» Exercise prompt
Restate, in full and unchanged, the entries that follow, but not their pictures.

» Records for processing

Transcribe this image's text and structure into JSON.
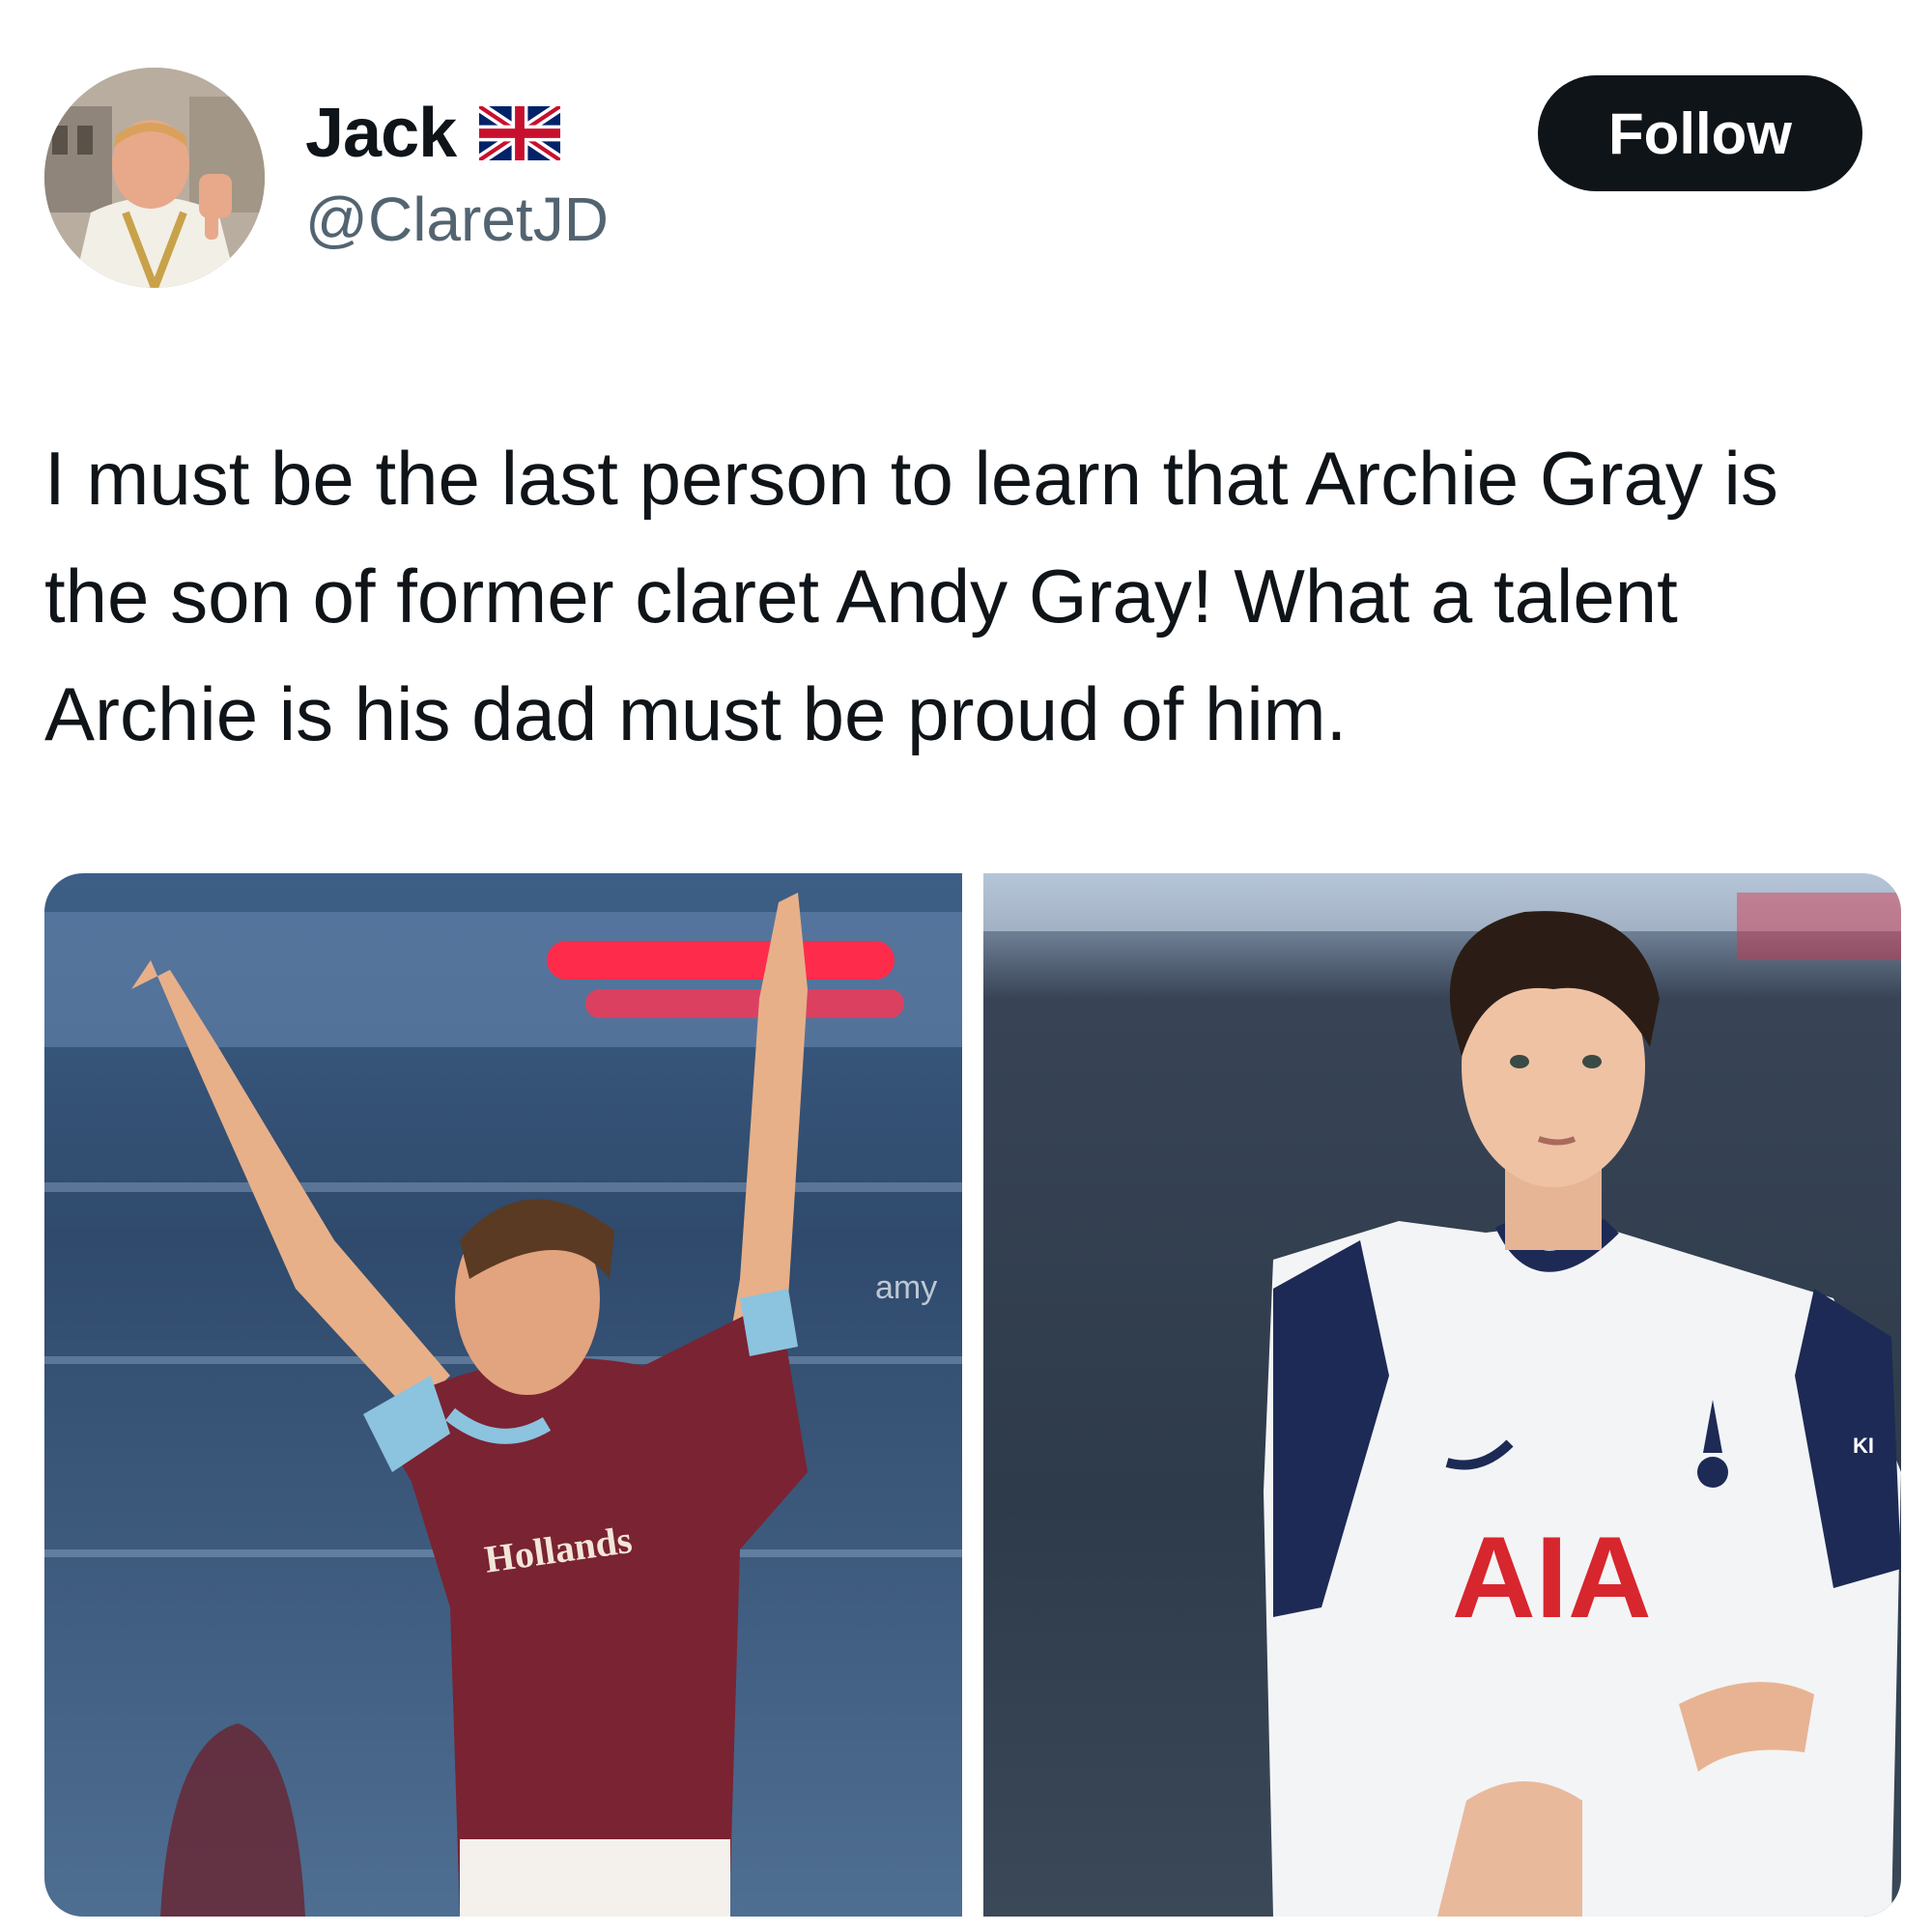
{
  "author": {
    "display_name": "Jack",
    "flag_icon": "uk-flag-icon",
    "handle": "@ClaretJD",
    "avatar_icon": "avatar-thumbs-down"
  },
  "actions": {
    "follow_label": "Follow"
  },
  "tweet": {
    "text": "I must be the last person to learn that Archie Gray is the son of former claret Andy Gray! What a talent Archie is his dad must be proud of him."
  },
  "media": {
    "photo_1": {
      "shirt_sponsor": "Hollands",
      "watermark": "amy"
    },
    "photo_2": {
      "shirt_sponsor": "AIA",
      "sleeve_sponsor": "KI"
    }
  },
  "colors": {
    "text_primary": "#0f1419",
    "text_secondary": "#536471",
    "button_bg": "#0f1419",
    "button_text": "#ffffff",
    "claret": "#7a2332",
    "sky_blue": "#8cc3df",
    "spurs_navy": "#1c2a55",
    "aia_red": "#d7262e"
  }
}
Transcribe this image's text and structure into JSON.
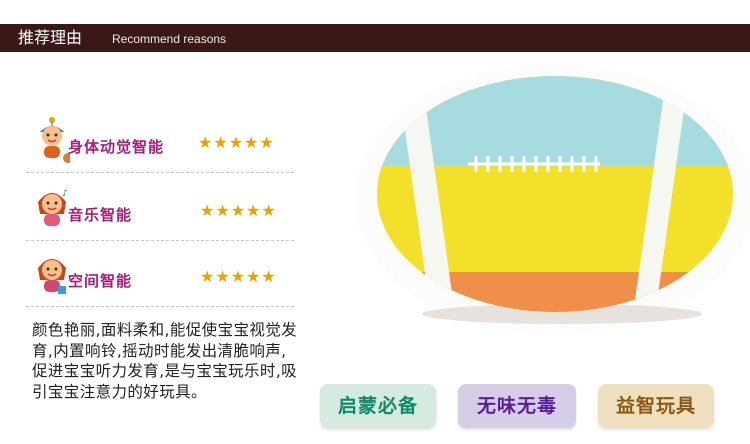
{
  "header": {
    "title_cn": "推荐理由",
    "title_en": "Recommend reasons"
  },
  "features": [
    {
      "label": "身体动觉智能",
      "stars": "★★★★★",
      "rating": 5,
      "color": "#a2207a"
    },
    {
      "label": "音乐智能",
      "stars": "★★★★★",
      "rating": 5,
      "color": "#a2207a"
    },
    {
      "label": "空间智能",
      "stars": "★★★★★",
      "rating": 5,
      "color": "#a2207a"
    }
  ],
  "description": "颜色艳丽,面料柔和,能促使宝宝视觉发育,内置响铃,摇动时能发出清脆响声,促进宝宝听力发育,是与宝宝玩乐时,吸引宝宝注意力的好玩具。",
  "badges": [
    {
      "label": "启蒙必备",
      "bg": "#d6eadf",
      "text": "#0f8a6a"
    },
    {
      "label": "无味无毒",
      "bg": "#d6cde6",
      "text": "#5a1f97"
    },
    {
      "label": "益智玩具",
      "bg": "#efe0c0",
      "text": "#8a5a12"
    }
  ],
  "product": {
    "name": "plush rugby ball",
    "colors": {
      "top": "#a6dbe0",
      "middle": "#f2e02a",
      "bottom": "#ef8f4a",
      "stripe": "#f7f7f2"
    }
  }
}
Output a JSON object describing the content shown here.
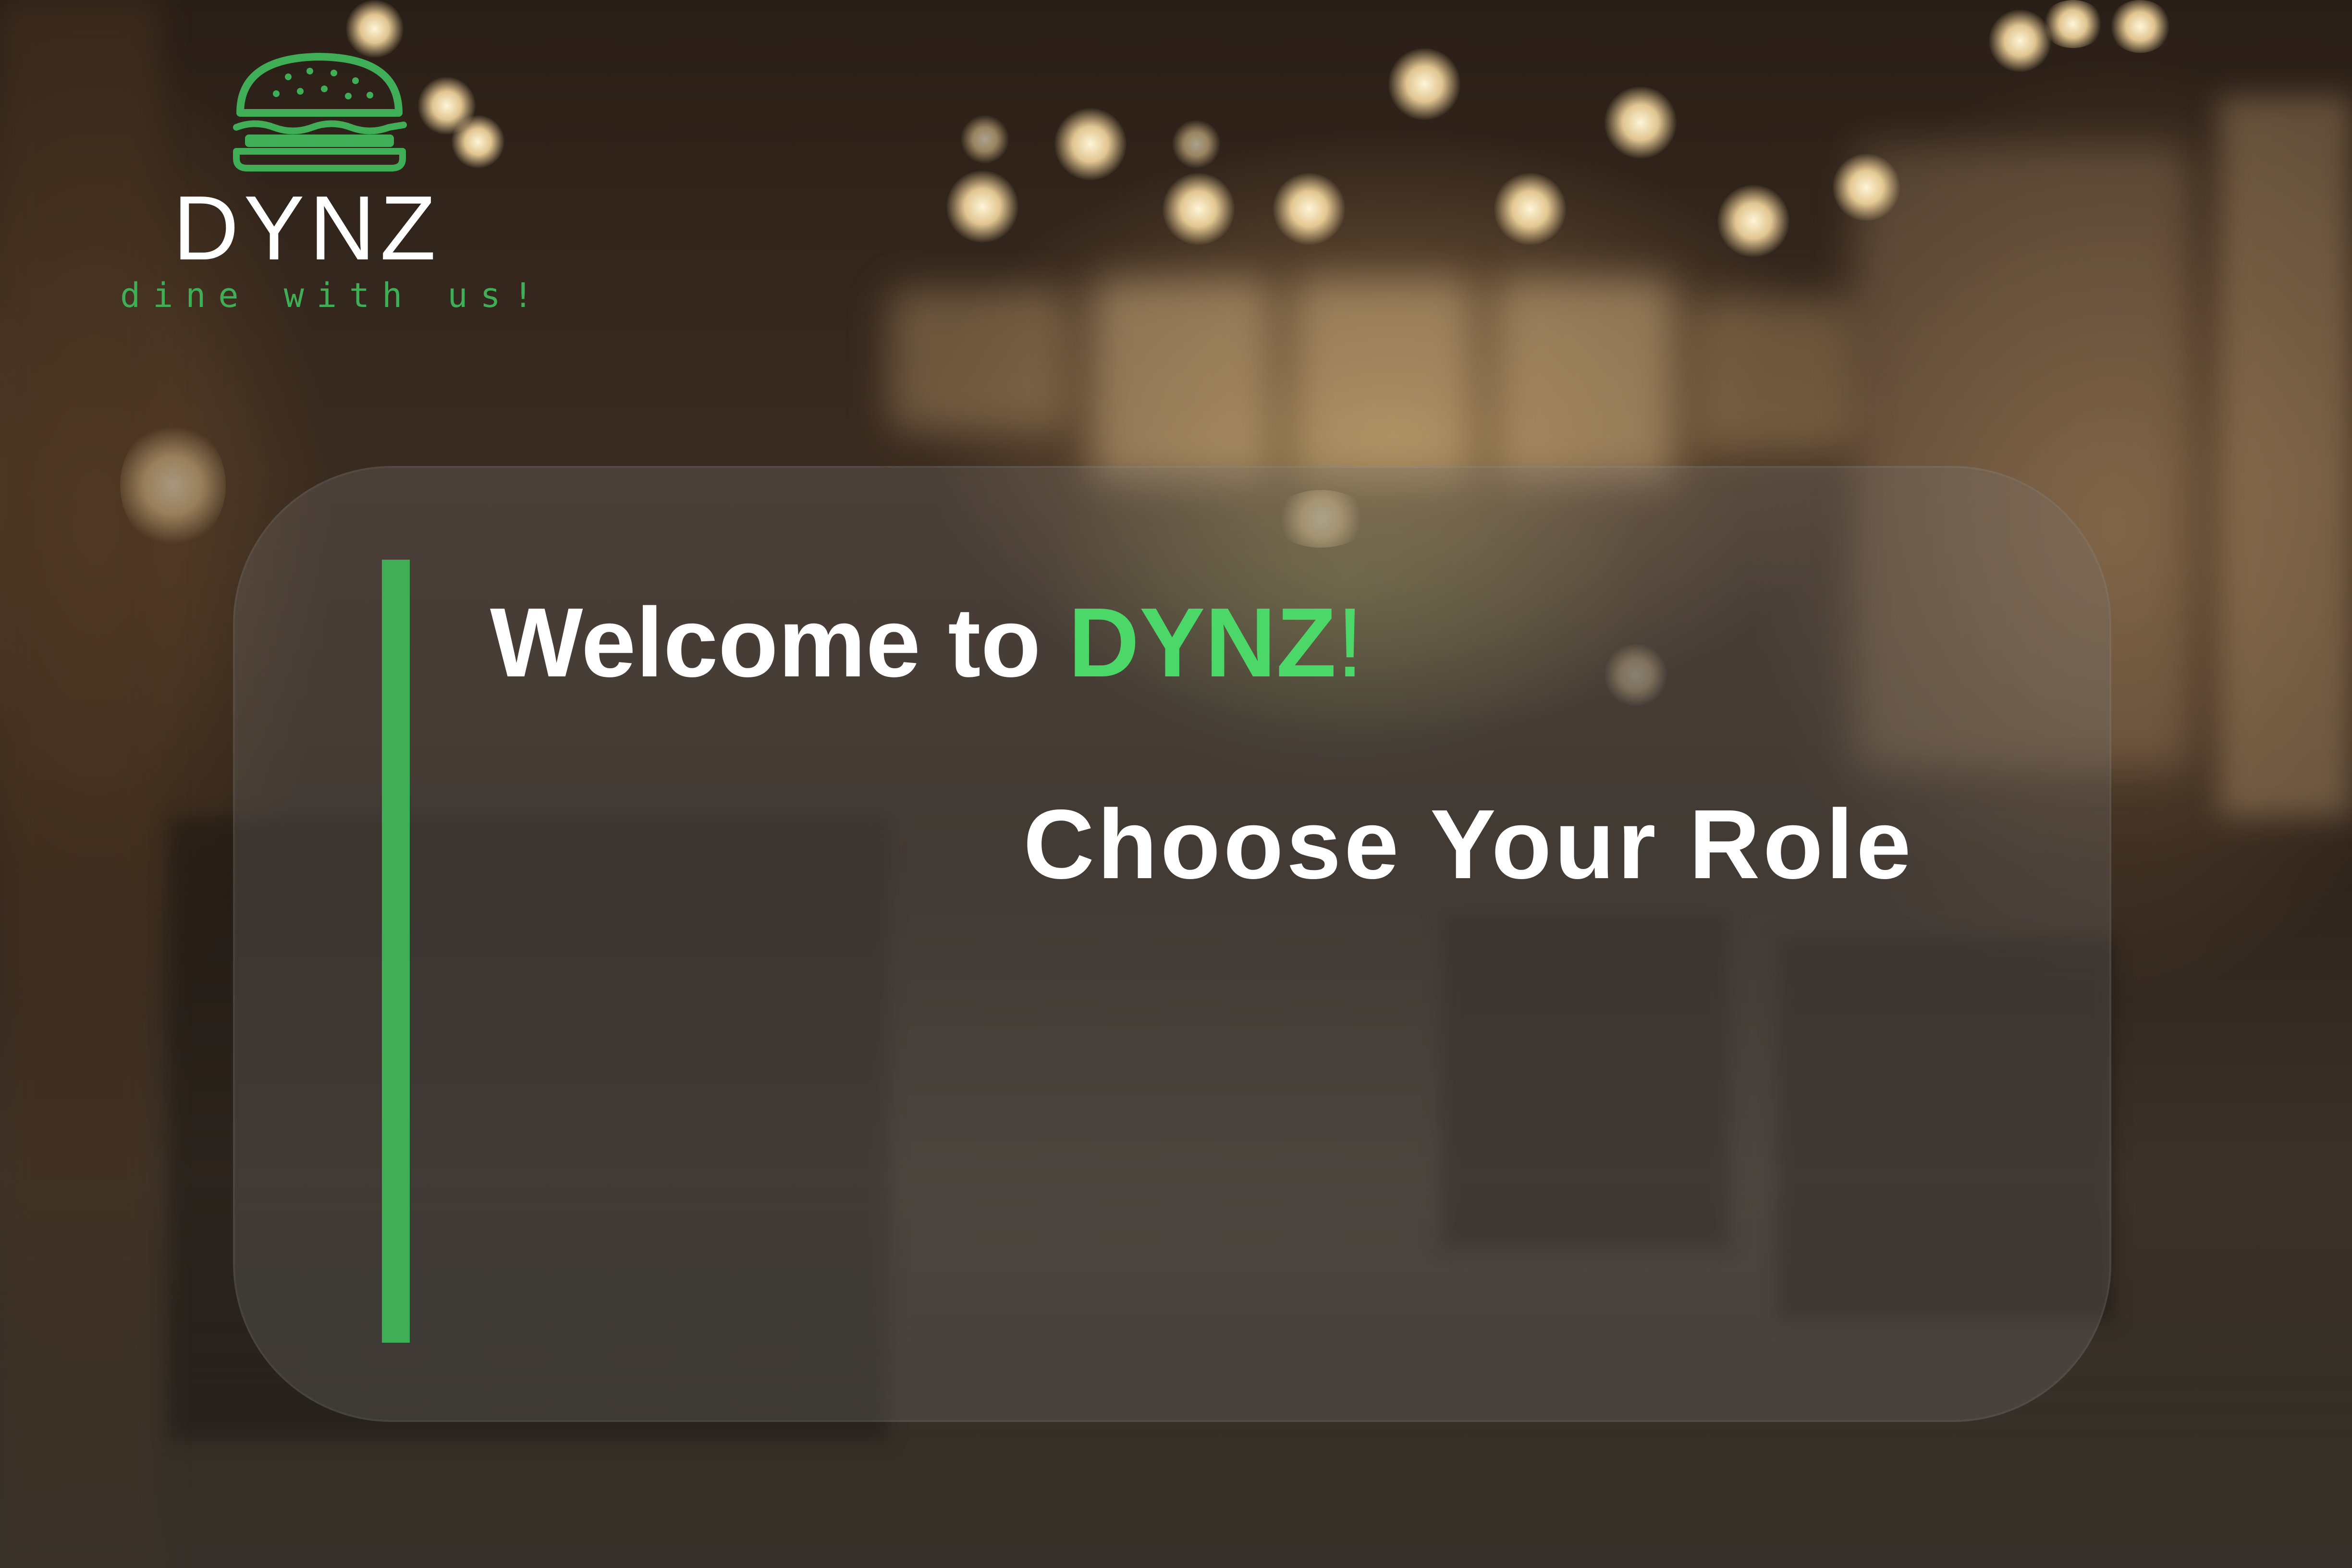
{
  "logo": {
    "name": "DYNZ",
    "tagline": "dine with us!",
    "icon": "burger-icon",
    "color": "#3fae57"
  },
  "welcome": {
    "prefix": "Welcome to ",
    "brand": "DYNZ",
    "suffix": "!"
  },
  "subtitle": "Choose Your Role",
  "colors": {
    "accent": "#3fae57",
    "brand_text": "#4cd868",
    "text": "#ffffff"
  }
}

» Response
Transcribe this image's text and structure into JSON.
{
  "author": {
    "display_name": "Jack",
    "flag_icon": "uk-flag-icon",
    "handle": "@ClaretJD",
    "avatar_icon": "avatar-thumbs-down"
  },
  "actions": {
    "follow_label": "Follow"
  },
  "tweet": {
    "text": "I must be the last person to learn that Archie Gray is the son of former claret Andy Gray! What a talent Archie is his dad must be proud of him."
  },
  "media": {
    "photo_1": {
      "shirt_sponsor": "Hollands",
      "watermark": "amy"
    },
    "photo_2": {
      "shirt_sponsor": "AIA",
      "sleeve_sponsor": "KI"
    }
  },
  "colors": {
    "text_primary": "#0f1419",
    "text_secondary": "#536471",
    "button_bg": "#0f1419",
    "button_text": "#ffffff",
    "claret": "#7a2332",
    "sky_blue": "#8cc3df",
    "spurs_navy": "#1c2a55",
    "aia_red": "#d7262e"
  }
}
Transcribe this image's text and structure into JSON.
{
  "header": {
    "title_cn": "推荐理由",
    "title_en": "Recommend reasons"
  },
  "features": [
    {
      "label": "身体动觉智能",
      "stars": "★★★★★",
      "rating": 5,
      "color": "#a2207a"
    },
    {
      "label": "音乐智能",
      "stars": "★★★★★",
      "rating": 5,
      "color": "#a2207a"
    },
    {
      "label": "空间智能",
      "stars": "★★★★★",
      "rating": 5,
      "color": "#a2207a"
    }
  ],
  "description": "颜色艳丽,面料柔和,能促使宝宝视觉发育,内置响铃,摇动时能发出清脆响声,促进宝宝听力发育,是与宝宝玩乐时,吸引宝宝注意力的好玩具。",
  "badges": [
    {
      "label": "启蒙必备",
      "bg": "#d6eadf",
      "text": "#0f8a6a"
    },
    {
      "label": "无味无毒",
      "bg": "#d6cde6",
      "text": "#5a1f97"
    },
    {
      "label": "益智玩具",
      "bg": "#efe0c0",
      "text": "#8a5a12"
    }
  ],
  "product": {
    "name": "plush rugby ball",
    "colors": {
      "top": "#a6dbe0",
      "middle": "#f2e02a",
      "bottom": "#ef8f4a",
      "stripe": "#f7f7f2"
    }
  }
}
Output a JSON object describing the content shown here.
{
  "logo": {
    "name": "DYNZ",
    "tagline": "dine with us!",
    "icon": "burger-icon",
    "color": "#3fae57"
  },
  "welcome": {
    "prefix": "Welcome to ",
    "brand": "DYNZ",
    "suffix": "!"
  },
  "subtitle": "Choose Your Role",
  "colors": {
    "accent": "#3fae57",
    "brand_text": "#4cd868",
    "text": "#ffffff"
  }
}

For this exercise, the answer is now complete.